This is an anonymous post from a guest writer. We asked Trainers what they would write if they could share whatever they wanted without worrying about social media backlash or stereotyping. This article does not (necessarily) represent the beliefs of Austin Eventing. Here are their thoughts. Thank you for the outpouring of support for this blog idea.
As a trainer we all want to be successful. We all have fears and doubts that get inside our heads. As a rider left to my own devices I am totally confident in my own abilities. Leave me a horse with a problem and I’m happy, give me a horse that is a hard ride in the jump ring or cross country and I’m extremely confident that everything will be ok.
Put me in a position where I have to examine a rider and horse and I fall down sometimes. Knowing what I’m looking at is not the issue, it’s finding the right way to explain it.
My fear is failure of explanation.

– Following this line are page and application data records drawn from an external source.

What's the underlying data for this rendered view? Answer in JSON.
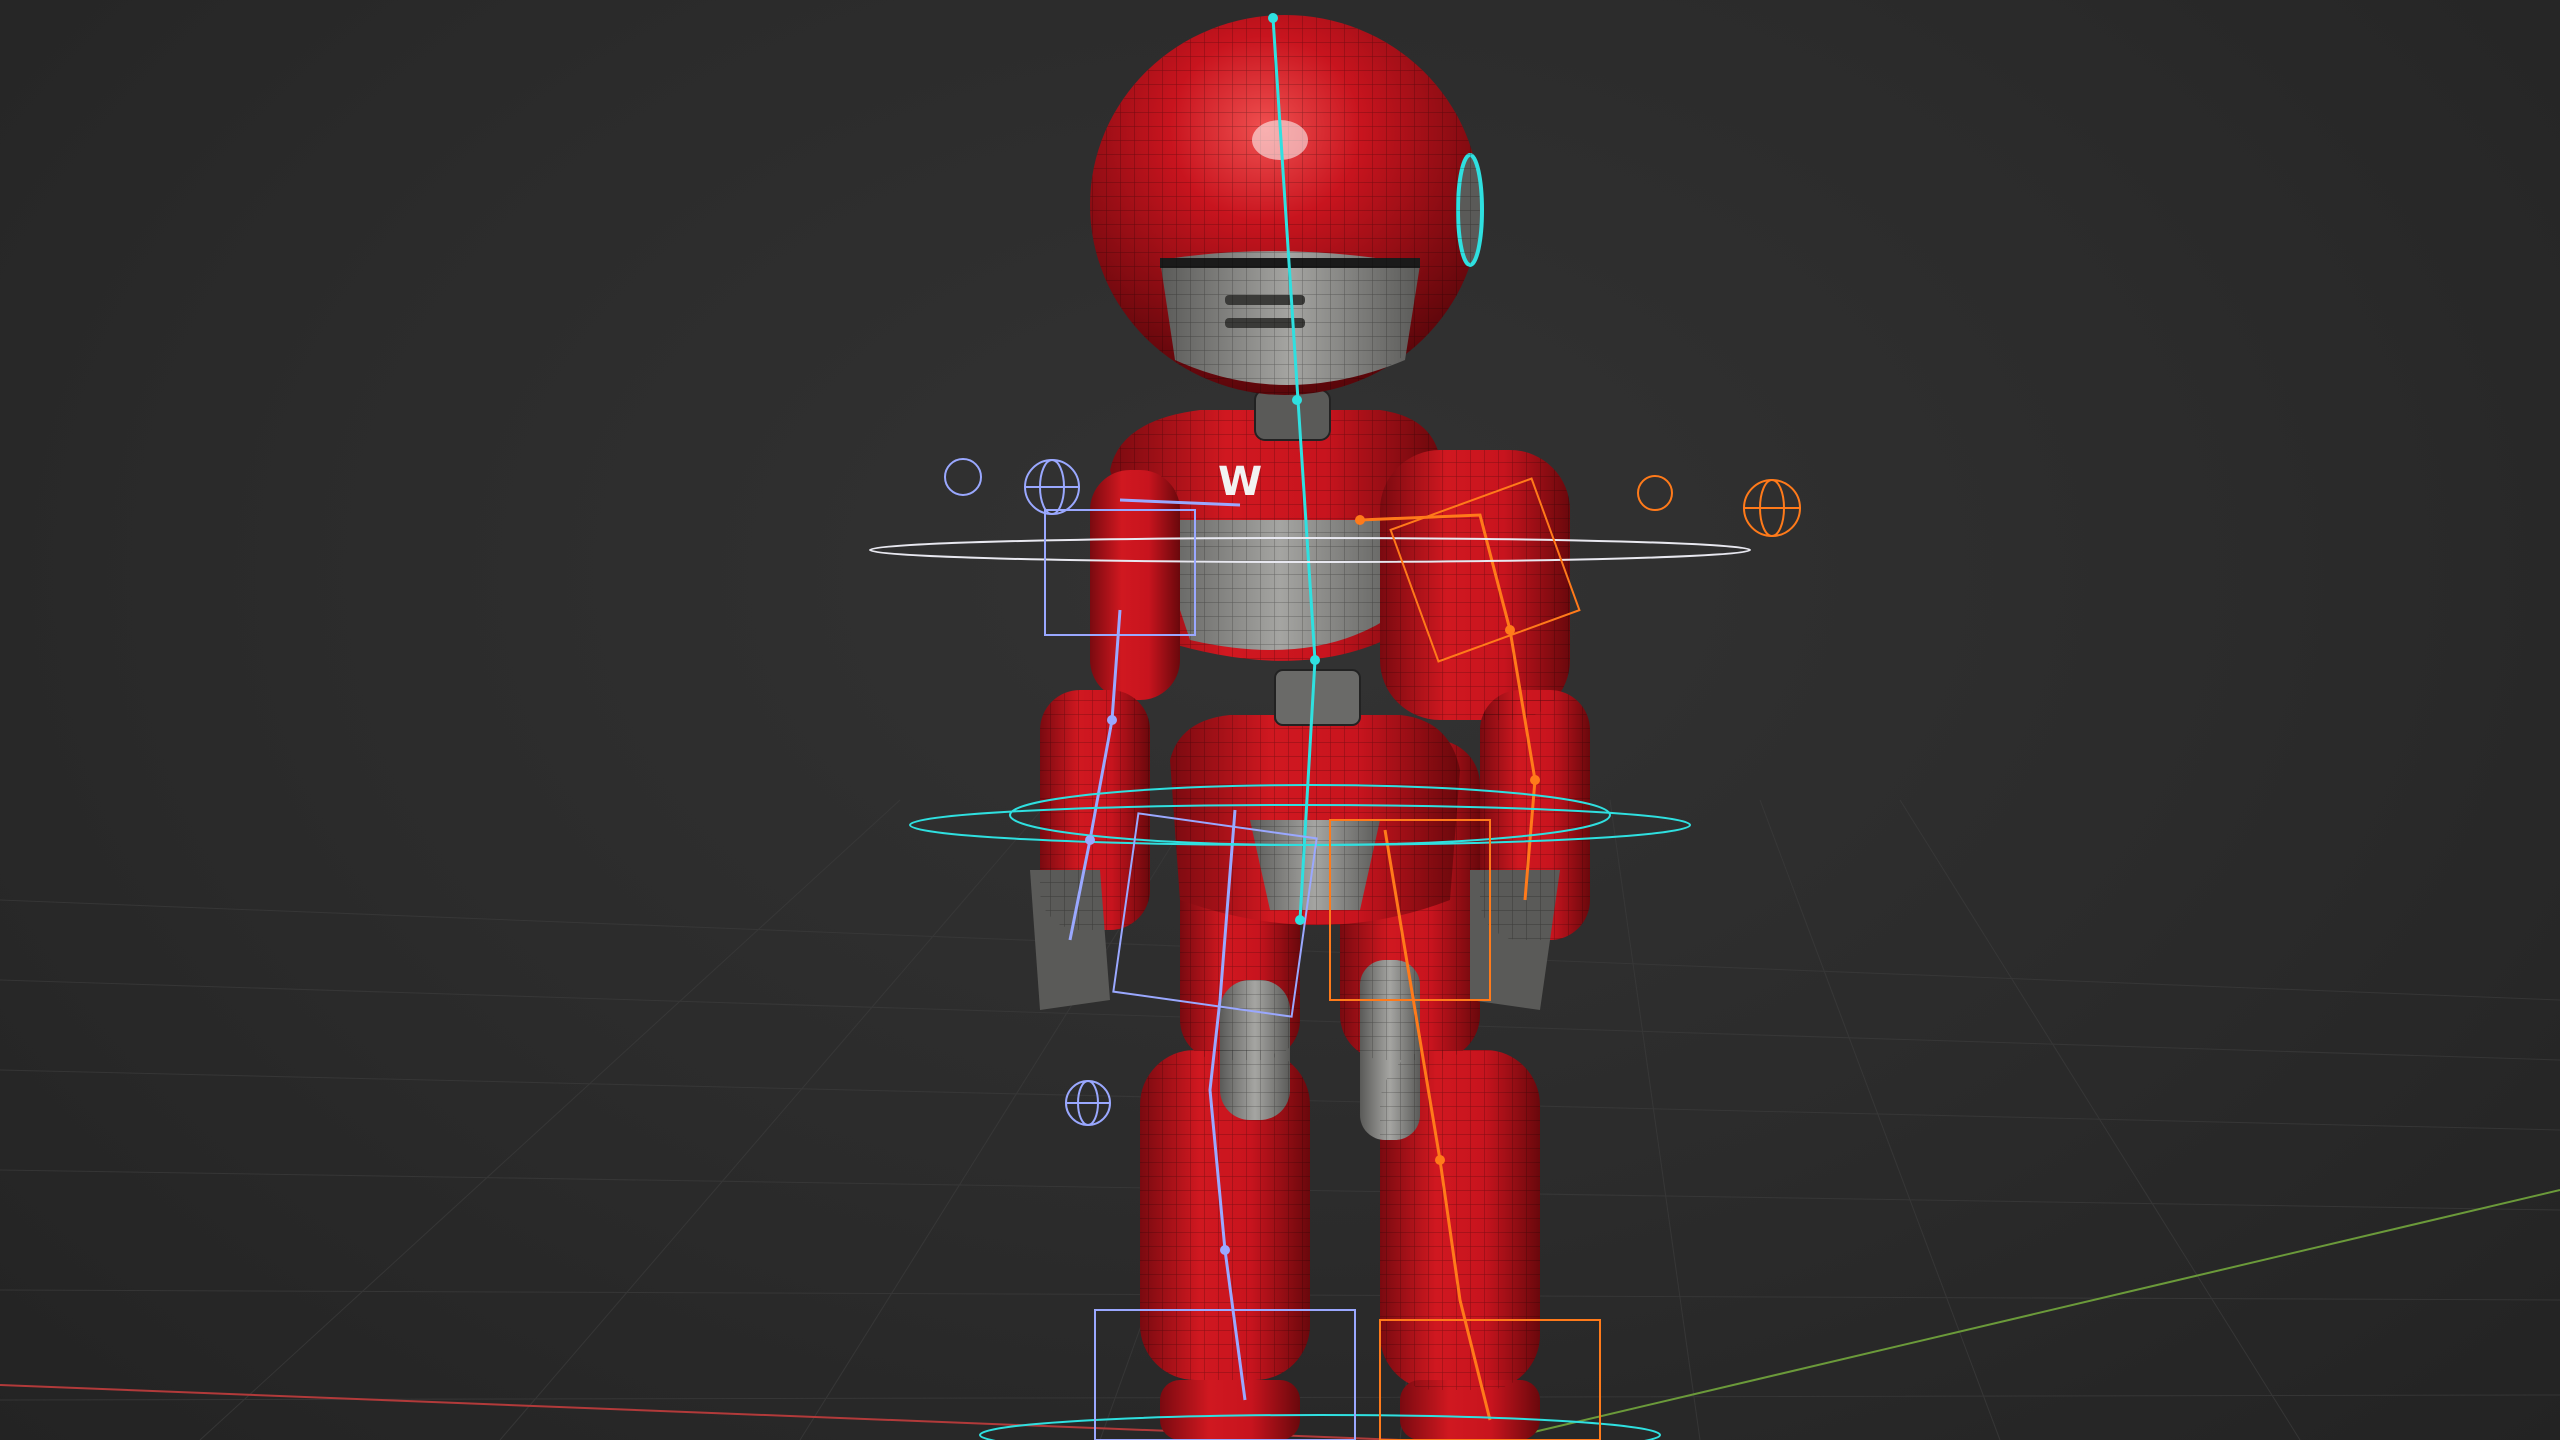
{
  "viewport": {
    "kind": "3d-viewport",
    "shading": "solid-wireframe-overlay",
    "subject": "red-robot-character-rig"
  },
  "colors": {
    "background": "#2b2b2b",
    "grid_line": "#3a3a3a",
    "axis_x": "#b23a3a",
    "axis_y": "#6b9a3a",
    "body_red": "#c8141e",
    "body_red_dark": "#7a0a10",
    "body_grey": "#8a8a88",
    "bone_cyan": "#2fe0e0",
    "bone_left": "#9aa8ff",
    "bone_right": "#ff7a1a",
    "control_white": "#e8e8f0"
  },
  "icons": {
    "left_controls": "circle-control-icon",
    "right_controls": "sphere-control-icon"
  }
}
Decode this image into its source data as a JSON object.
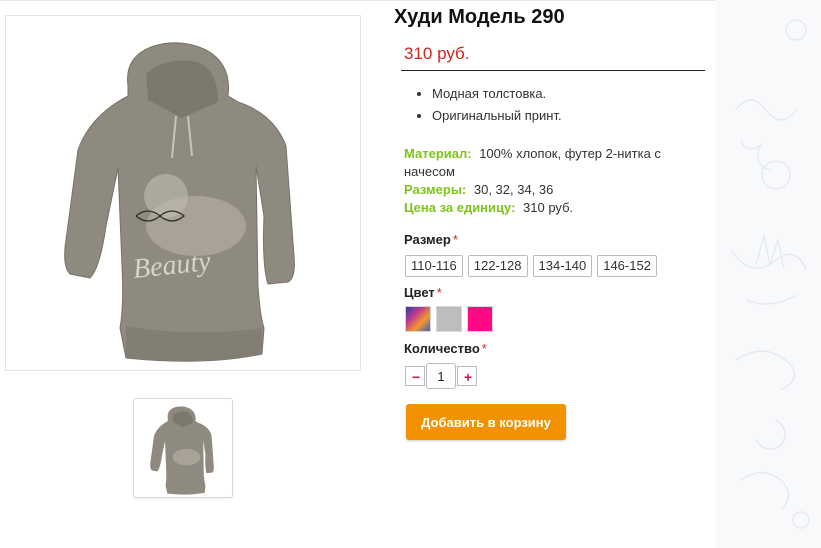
{
  "product": {
    "title": "Худи Модель 290",
    "price": "310 руб.",
    "image_alt": "hoodie with Beauty print",
    "print_text": "Beauty"
  },
  "features": [
    "Модная толстовка.",
    "Оригинальный принт."
  ],
  "specs": {
    "material_label": "Материал:",
    "material_value": "100% хлопок, футер 2-нитка с начесом",
    "sizes_label": "Размеры:",
    "sizes_value": "30, 32, 34, 36",
    "unit_price_label": "Цена за единицу:",
    "unit_price_value": "310 руб."
  },
  "options": {
    "size_label": "Размер",
    "size_options": [
      "110-116",
      "122-128",
      "134-140",
      "146-152"
    ],
    "color_label": "Цвет",
    "colors": [
      {
        "name": "multicolor",
        "hex": "#6a4aa0"
      },
      {
        "name": "grey",
        "hex": "#bdbdbd"
      },
      {
        "name": "pink",
        "hex": "#ff0a84"
      }
    ],
    "quantity_label": "Количество",
    "quantity": "1",
    "required_mark": "*"
  },
  "buttons": {
    "minus": "−",
    "plus": "+",
    "add_to_cart": "Добавить в корзину"
  },
  "colors": {
    "price": "#d0231e",
    "spec_label": "#7fc31c",
    "cart_button": "#f39200",
    "hoodie": "#8f8a7f"
  }
}
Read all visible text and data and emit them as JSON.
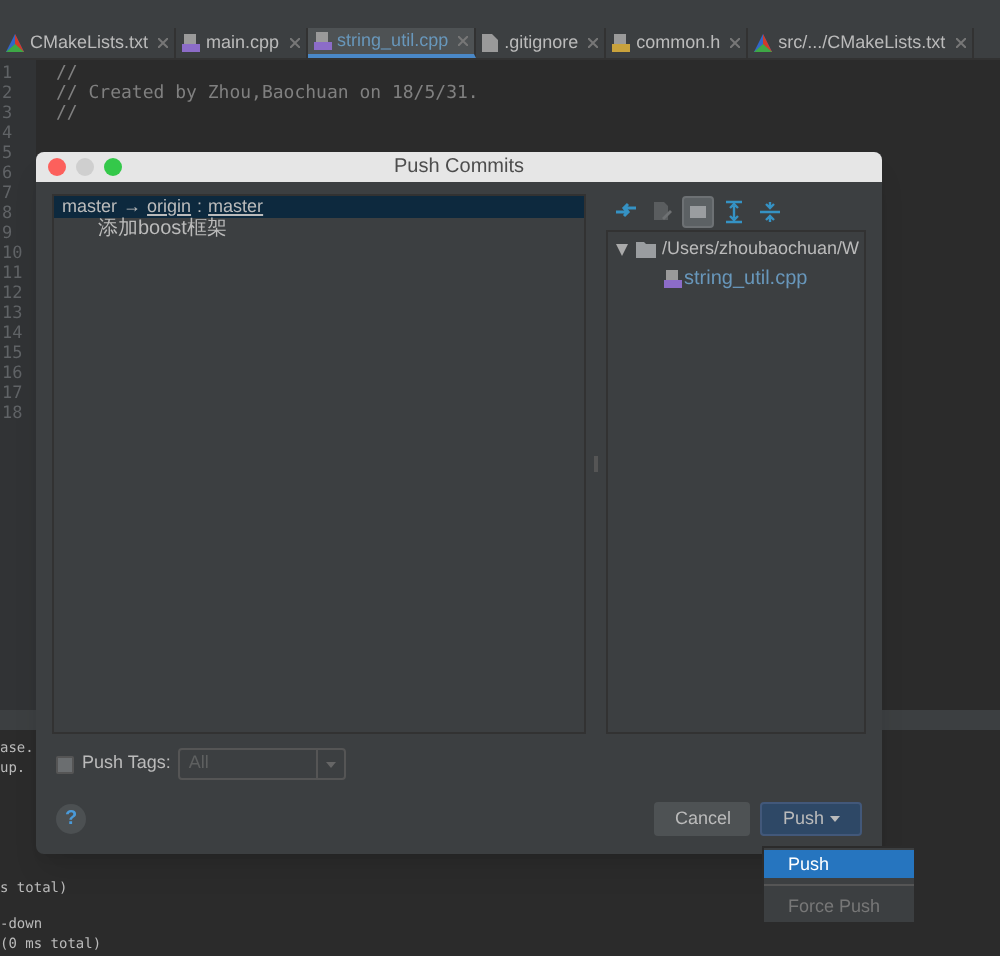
{
  "editor_tabs": [
    {
      "label": "CMakeLists.txt",
      "kind": "cmake",
      "selected": false
    },
    {
      "label": "main.cpp",
      "kind": "cpp",
      "selected": false
    },
    {
      "label": "string_util.cpp",
      "kind": "cpp",
      "selected": true
    },
    {
      "label": ".gitignore",
      "kind": "text",
      "selected": false
    },
    {
      "label": "common.h",
      "kind": "header",
      "selected": false
    },
    {
      "label": "src/.../CMakeLists.txt",
      "kind": "cmake",
      "selected": false
    }
  ],
  "editor": {
    "line_numbers": [
      "1",
      "2",
      "3",
      "4",
      "5",
      "6",
      "7",
      "8",
      "9",
      "10",
      "11",
      "12",
      "13",
      "14",
      "15",
      "16",
      "17",
      "18"
    ],
    "code_lines": [
      {
        "kind": "comment",
        "text": "//"
      },
      {
        "kind": "comment",
        "text": "// Created by Zhou,Baochuan on 18/5/31."
      },
      {
        "kind": "comment",
        "text": "//"
      }
    ]
  },
  "console": {
    "blocks": [
      [
        "ase.",
        "up."
      ],
      [
        "s total)"
      ],
      [
        "-down",
        "(0 ms total)"
      ]
    ]
  },
  "dialog": {
    "title": "Push Commits",
    "branch": {
      "source": "master",
      "arrow": "→",
      "remote": "origin",
      "separator": ":",
      "target": "master",
      "selected": true
    },
    "commits": [
      "添加boost框架"
    ],
    "toolbar": [
      {
        "kind": "arrows",
        "pressed": false
      },
      {
        "kind": "edit",
        "pressed": false
      },
      {
        "kind": "group",
        "pressed": true
      },
      {
        "kind": "expand",
        "pressed": false
      },
      {
        "kind": "collapse",
        "pressed": false
      }
    ],
    "tree": {
      "label": "/Users/zhoubaochuan/W",
      "expanded": true,
      "children": [
        {
          "label": "string_util.cpp"
        }
      ]
    },
    "push_tags": {
      "label": "Push Tags:",
      "checked": false,
      "select": {
        "value": "All",
        "disabled": true
      }
    },
    "help": "?",
    "buttons": [
      {
        "label": "Cancel",
        "kind": "normal"
      },
      {
        "label": "Push",
        "kind": "split"
      }
    ],
    "menu": [
      {
        "label": "Push",
        "selected": true,
        "disabled": false
      },
      {
        "label": "Force Push",
        "selected": false,
        "disabled": true
      }
    ]
  }
}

I keep a high standard of training and avoid children at all cost, which is ironic because explaining things to children is far simpler. Fear of being accused of not knowing ones job is common if we are all honest. I’m a big believer in honesty even if it’s not what what one wants to hear.
I am naturally a man of few words which does not help. In a panic I ramble and have to remind myself to take a deep breath.
Letting my students down is not an option for me.
My worst nightmare is hearing respected professionals say he’s ok. Ok is not enough for me. Being a one hit wander in one area of our field is not good enough to be great. We all know there is not really a place of outreach in this industry; we are all competitors in the same world. In an ideal situation we could pick up the phone and ask a colleague how do I run this program or what’s the best format for this spreadsheet.
We have to constantly think on our feet and have the answer on the spot. Sometimes we just need time to work out how to explain the right answer without sounding like we are completely insane. Let’s face it we are slightly to be standing out in the heat and rain to make the living that we have chosen.